The Volkswagen K70 (pronounced as "ka siebzig" in German) is a sedan automobile developed by NSU and sold by Volkswagen from 1970 till February 1975. The K70 was the first VW to have a front-mounted watercooled engine.
VW was nevertheless in desperate need for a new family sedan to replace the commercially unsuccessful Type 4, which itself had been intended as a move upmarket for the Beetle based cars. Thinking that the K70, featuring front wheel drive and modern styling, was the perfect way to transform its image, the Wolfsburg firm quickly scrapped publicity material showing the K70 badged as an NSU, and just over a year later the sedan instead went into production not at Neckarsulm, but at Volkswagen's new Salzgitter plant. Now branded as a Volkswagen, the K70 finally started coming of the production line with little fanfare in August 1970, and was launched in export markets during the ensuing months. A launch date for the wagon / estate version, already delayed, was further deferred - indefinitely as it turned out.
Although the look of the K70 was modern, the performance from the engine, especially on the entry level 75 bhp versions, was merely adequate. Comparison with the 411, which by 1970 had acquired an enlarged engine and fuel injection, was and is hard to avoid. Neither of VW's family middle weight sedans topped the charts for top speed and acceleration, nor for fuel consumption, and the K70's indifferent fuel consumption became an increasingly pressing issue because the car's production run coincided with the 1973 oil price shock. The introduction during 1973 of an 1807 cc version with a claimed 100 bhp addressed the most acute performance concerns. The final K70s did out accelerate the final 412s, and had a higher maximum speed. But in respect of fuel efficiency, the air-cooled model - at least in manual transmission guise - retained a useful advantage till the end.
The 1960s was a decade when forward looking manufacturers were highlighting secondary safety features. Those on the K70 included a fuel tank mounted directly over the rear axle, ahead of the trunk / boot. As publicity for the Mercedes-Benz S Class would stress when that car was launched in 1972, this was the least vulnerable position in terms of the risk of the fuel tank being punctured in the event of a crash. The steering column was angled in order to reduce the risk of its being pushed too far back into the passenger cabin, and while seat-belts were an optional extra at least on the domestic market, mounting points for them were standard.

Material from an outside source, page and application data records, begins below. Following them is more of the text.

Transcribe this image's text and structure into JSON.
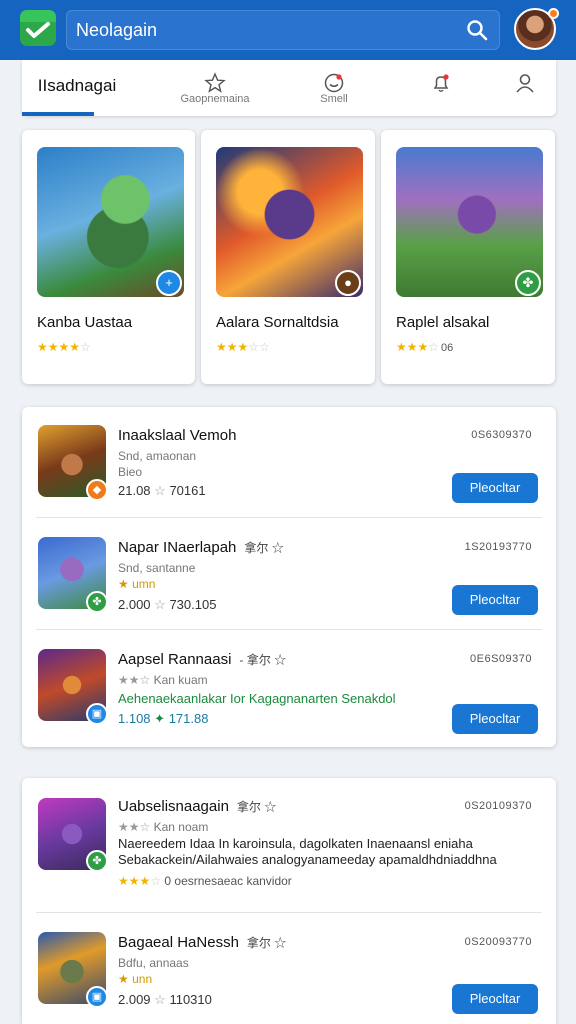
{
  "appbar": {
    "search_text": "Neolagain"
  },
  "tabs": [
    {
      "label": "IIsadnagai",
      "icon": "home-icon"
    },
    {
      "label": "Gaopnemaina",
      "icon": "star-icon"
    },
    {
      "label": "Smell",
      "icon": "smile-icon"
    },
    {
      "label": "",
      "icon": "bell-icon"
    },
    {
      "label": "",
      "icon": "user-icon"
    }
  ],
  "featured": [
    {
      "title": "Kanba Uastaa",
      "rating": 4,
      "rating_text": "",
      "badge_color": "#1e88e5",
      "badge_icon": "plus-icon"
    },
    {
      "title": "Aalara Sornaltdsia",
      "rating": 3,
      "rating_text": "",
      "badge_color": "#6b3e1a",
      "badge_icon": "paw-icon"
    },
    {
      "title": "Raplel alsakal",
      "rating": 3,
      "rating_text": "06",
      "badge_color": "#2e9e44",
      "badge_icon": "clover-icon"
    }
  ],
  "list1": [
    {
      "title": "Inaakslaal Vemoh",
      "tag": "",
      "sub1": "Snd, amaonan",
      "sub2": "Bieo",
      "meta": "21.08",
      "meta2": "70161",
      "code": "0S6309370",
      "button": "Pleocltar",
      "badge_color": "#ef7c1a"
    },
    {
      "title": "Napar INaerlapah",
      "tag": "拿尔 ☆",
      "sub1": "Snd, santanne",
      "sub2": "★ umn",
      "meta": "2.000",
      "meta2": "730.105",
      "code": "1S20193770",
      "button": "Pleocltar",
      "badge_color": "#2e9e44"
    },
    {
      "title": "Aapsel Rannaasi",
      "tag": "- 拿尔 ☆",
      "sub1": "Kan kuam",
      "sub2": "Aehenaekaanlakar Ior Kagagnanarten Senakdol",
      "meta": "1.108",
      "meta2": "171.88",
      "code": "0E6S09370",
      "button": "Pleocltar",
      "badge_color": "#1e88e5"
    }
  ],
  "list2": [
    {
      "title": "Uabselisnaagain",
      "tag": "拿尔 ☆",
      "sub1": "Kan noam",
      "desc1": "Naereedem Idaa In karoinsula, dagolkaten Inaenaansl eniaha",
      "desc2": "Sebakackein/Ailahwaies analogyanameeday apamaldhdniaddhna",
      "meta": "0 oesrnesaeac kanvidor",
      "code": "0S20109370",
      "badge_color": "#2e9e44"
    },
    {
      "title": "Bagaeal HaNessh",
      "tag": "拿尔 ☆",
      "sub1": "Bdfu, annaas",
      "sub2": "★ unn",
      "meta": "2.009",
      "meta2": "110310",
      "code": "0S20093770",
      "button": "Pleocltar",
      "badge_color": "#1e88e5"
    }
  ]
}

In total, Volkswagen had produced 210,082 K70s before the car was withdrawn from sale in February 1975.
|Produced:||1970 - 1974||1970 - 1973||1973 - 1974|
|Engine:||4-cylinder-inline engine (four-stroke), front-mounted|
|Bore x Stroke:||82 mm x 76 mm||87 mm x 76 mm|
|Displacement:||1605 cc||1807 cc|
|Max. Power @ rpm:||@ 5200||@ 5200||@ 5300|
|Max. Torque @ rpm:||@ 3500||@ 4000||@ 3750|
|Compression Ratio:||8.0 : 1||9.5 : 1||9.5 : 1|
|Fuel feed:||single 2bbl-carburetor Solex 40DDH, later 40DDHT|
|Fuel tank capacity:|
|Valvetrain:||Overhead camshaft, duplex chain|
|Gearbox:||4-speed-manual, front wheel drive|
|Electrical system:||12 volt|
|Front suspension:||McPherson axle, coil springs, anti-roll bar|
|Rear suspension::||Trailing arms, coils springs, anti-roll bar|
|Brakes:||Front discs (Ø 255 mm), rear drums, servo-assisted|
|Steering:||Rack & pinion|
|Body structure:||Sheet steel, unibody (monocoque) construction|
|Dry weight:||align="center"||align="center" ||
|Loaded weight:||align="center"||align="center" ||
| Track front/|
|Top speed:||align="center"||align="center" ||
|Fuel Consumption:||align="center"||align="center" ||